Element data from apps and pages
[Start of section]

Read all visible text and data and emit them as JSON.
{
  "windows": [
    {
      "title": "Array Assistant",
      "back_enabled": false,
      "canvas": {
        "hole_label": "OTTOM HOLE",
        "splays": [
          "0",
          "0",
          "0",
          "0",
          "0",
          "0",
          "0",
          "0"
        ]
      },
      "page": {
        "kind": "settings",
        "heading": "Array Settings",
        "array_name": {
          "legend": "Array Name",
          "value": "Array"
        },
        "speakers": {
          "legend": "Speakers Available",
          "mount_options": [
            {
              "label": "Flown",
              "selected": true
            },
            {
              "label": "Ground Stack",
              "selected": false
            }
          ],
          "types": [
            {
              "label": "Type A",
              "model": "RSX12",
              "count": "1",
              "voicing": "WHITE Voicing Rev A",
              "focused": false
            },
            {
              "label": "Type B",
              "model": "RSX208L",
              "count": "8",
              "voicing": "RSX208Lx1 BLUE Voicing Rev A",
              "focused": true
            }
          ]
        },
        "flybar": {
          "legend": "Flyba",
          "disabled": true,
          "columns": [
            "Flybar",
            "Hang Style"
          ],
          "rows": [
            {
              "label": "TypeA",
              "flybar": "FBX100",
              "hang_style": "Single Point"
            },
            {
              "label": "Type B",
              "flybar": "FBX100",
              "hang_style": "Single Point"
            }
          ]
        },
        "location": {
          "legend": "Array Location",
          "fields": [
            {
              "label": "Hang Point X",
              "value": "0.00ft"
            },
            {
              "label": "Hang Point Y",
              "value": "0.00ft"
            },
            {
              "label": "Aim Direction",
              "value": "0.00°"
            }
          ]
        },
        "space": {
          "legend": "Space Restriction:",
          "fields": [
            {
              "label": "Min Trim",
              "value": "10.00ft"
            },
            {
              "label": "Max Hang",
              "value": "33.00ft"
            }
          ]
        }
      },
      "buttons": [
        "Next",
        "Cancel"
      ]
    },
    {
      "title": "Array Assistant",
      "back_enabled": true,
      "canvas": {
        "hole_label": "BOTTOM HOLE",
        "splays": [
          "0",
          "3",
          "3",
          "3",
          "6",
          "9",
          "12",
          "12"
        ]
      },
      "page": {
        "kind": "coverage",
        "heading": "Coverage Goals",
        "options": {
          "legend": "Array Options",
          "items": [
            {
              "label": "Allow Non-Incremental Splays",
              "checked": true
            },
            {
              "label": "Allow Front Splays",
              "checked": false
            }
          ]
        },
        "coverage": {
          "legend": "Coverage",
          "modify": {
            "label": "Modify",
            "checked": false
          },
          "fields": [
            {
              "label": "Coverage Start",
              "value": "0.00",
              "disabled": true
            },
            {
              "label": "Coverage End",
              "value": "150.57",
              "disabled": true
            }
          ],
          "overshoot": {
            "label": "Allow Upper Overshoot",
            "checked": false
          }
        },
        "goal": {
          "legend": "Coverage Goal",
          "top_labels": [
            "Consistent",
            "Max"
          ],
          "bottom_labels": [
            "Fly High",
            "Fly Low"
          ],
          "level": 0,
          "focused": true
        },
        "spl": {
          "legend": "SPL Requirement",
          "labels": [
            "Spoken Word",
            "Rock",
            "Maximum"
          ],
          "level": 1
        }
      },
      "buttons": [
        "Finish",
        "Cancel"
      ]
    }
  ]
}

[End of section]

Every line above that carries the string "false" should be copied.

      "back_enabled": false,
              "selected": false
              "focused": false
              "checked": false
            "checked": false
            "checked": false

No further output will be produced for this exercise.